I’m sure some investors will be rolling their eyes just about now. And with good cause. Yes, companies are supposed to make financial sense, and there is an apparent reason for that.
Entrepreneurs start companies with the goal of generating value for society. The larger the value, the more their customers are ready to pay for it. The more painful the problem the company solves, the more money they’ll be able to charge. The more universal is the issue, the bigger their market is.
That’s the theory at least.
Money isn’t only a ‘reward’ for bringing about value. That payoff allows the company to sustain their operations. In other words, it makes the value generation sustainable.
If we look at System Theory, it’s what we call a reinforcing feedback loop. The more value a company generates, the more money it gets to do more. If the company stops reinvesting, the money it makes will eventually decline.
However, on some occasions, the entrepreneurs can’t deliver value without initial capital. This initial capital or seed is what in System Theory we call Stocks. Investors are usually the ones providing the starting stock (money) of the system.
Their goal is to provide the kindle to start the system going. Once it’s grown, investors can take a big cut on the enlarged money stock earned by the company if everything went well. And that’s a big If. And that’s why it’s called Venture Capital investment and not safe-and-easy-as-bonds.
The thing about feedback loops is that they’re rarely immediate. It takes time for a company to create value. This is what System Theory dubs feedback loop Delay. In the case of companies, this delay can range from near-immediate to decades.
There is an increasing movement in the industry called Deep Technology. One of the main characteristics of Deep Technology is their long delays of this feedback loop.
The longer the delay, the more money the company will require to survive before depleting their capital, also known as going bankrupt or system collapse.
Finance vs. Innovation
Most investors want this delay to be as small as possible.
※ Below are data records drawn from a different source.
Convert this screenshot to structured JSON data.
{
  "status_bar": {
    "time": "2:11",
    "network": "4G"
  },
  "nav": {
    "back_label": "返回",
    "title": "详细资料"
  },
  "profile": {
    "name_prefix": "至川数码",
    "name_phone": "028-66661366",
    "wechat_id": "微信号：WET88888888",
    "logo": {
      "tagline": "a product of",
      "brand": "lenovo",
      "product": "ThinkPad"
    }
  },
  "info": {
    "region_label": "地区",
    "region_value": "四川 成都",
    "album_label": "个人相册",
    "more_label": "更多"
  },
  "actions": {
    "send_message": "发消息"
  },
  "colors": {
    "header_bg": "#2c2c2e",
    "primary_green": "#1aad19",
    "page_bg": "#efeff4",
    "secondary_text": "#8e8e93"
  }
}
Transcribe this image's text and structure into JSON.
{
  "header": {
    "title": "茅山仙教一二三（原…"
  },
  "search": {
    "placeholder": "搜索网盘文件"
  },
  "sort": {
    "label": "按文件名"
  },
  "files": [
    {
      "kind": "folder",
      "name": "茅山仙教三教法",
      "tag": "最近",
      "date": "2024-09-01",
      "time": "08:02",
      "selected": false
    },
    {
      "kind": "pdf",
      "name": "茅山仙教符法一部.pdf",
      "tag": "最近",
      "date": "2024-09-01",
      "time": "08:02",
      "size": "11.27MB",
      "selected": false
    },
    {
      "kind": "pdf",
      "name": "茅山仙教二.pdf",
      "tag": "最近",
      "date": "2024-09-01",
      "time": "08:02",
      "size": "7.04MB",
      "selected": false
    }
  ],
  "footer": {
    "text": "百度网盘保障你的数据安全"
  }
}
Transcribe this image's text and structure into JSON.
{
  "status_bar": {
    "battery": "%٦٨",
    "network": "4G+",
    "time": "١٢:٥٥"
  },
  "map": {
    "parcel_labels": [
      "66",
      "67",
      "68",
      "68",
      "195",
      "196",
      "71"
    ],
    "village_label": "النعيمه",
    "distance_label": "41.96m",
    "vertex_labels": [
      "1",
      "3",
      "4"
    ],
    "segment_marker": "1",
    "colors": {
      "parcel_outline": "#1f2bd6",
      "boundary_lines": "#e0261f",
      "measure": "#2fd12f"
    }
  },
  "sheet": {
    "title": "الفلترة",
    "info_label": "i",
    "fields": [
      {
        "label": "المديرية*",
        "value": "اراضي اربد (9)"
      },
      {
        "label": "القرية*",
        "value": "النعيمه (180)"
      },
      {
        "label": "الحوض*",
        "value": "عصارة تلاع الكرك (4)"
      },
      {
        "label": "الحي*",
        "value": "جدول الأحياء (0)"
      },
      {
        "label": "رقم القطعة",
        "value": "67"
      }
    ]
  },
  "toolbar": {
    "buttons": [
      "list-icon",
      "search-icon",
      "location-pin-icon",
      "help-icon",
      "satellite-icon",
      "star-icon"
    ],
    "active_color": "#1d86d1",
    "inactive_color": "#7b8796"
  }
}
The quicker the company can show they can generate value, the higher their worth is. VCs measure this “valuation” both as the amount of current profit the company perceives from the market, and the potential profit of the next iteration (future potential).
To maximize this valuation, they pour their money to accelerate the iteration. On the one hand, investors want to increase the speed at which the company can deliver value (reducing the delay of the loop). On the other, they want to sustain the company as long as possible until the market starts reacting.
Here is the catch though. While companies can increase their value and the speed they deliver it, the delay of the returning loop is beyond their control. The market will react at their own time.
What’s obvious is that if the market takes a long time to react, the company will run out of capital and die, plunging their investors with them.
The question though is if that’s bad for the system or just for some of the actors. From a financial perspective, primarily, from the company’s investors, it’s terrible. They’ll lose their money.
But is it bad for the system at large?
One of the aspects that make System Thinking so compelling is the fact that all systems are connected. So while, on one side the system at large exposes a particular behavior, on another subsystem you might bear testimony to something completely different (i.e., Chaos theory).
Let’s forget financial sustainability for a second (a subsystem). If we focus on the impact of certain startups on the broader system, then a new picture emerges.
Startups, spurred by their investors, push the boundaries of innovation and try to provide ever-increasing value to the market. The effects of such innovations affect the end consumers and their latent behaviors.
For most failed startups, this effect is trivial and negligible. But a few do capture the market’s imagination. And while the market’s reaction, from an economic perspective, might be timid, they do react in other ways. One of these ways is by reinforcing an emerging behavior. A behavior that will stay in place independently of the startup that reinforced it.
Disruption at Work
An excellent example of this is WeWork. Many keep focusing on the risky and fragile financial position of the organization. And while they’re right to be wary of it, they’re missing the broader trend.
WeWork is tapping into a new emerging behavior. One, few are seeing, much less exploiting. And while it’s probable that WeWork crashes and burns, the subsequent crater will change the market landscape forever.
WeWork’s value is strengthening this new behavior. The demand for Co-Living, Co-Working, Co-Everything, will remain in place, independently of WeWork. And this is the real power of Disruption; it doesn’t go away.
Worst than that, all incumbents laughing at the predictable fall of WeWork, are not picking up the new trend. Most will fail to see it, even after WeWork’s potential disappearance and will implode as a result.
Another beautiful example is the recent drama with Vice Media. It’s easy to highlight the gross negligence of their lack of business model. Nonetheless, their continuous innovations in media formats are shaping and shifting the market. It’s irrelevant they aren’t the ones benefiting from them. Someone will and when that happens, they’ll disrupt the market.
Sometimes we mistake financial soundness for innovation. Both concepts are connected, but as I’ve shown, they work at different speeds. Delays in the feedback loops that govern the system will make them play, sometimes in tandem, sometimes independently.
Particular caution should be observed when the technology employed by such companies is disruptive. The mere nature of disruption prompts the system to run at different speeds and this will have an impact on the competition landscape subsystem too. Some incumbents will collapse, some entrants will thrive.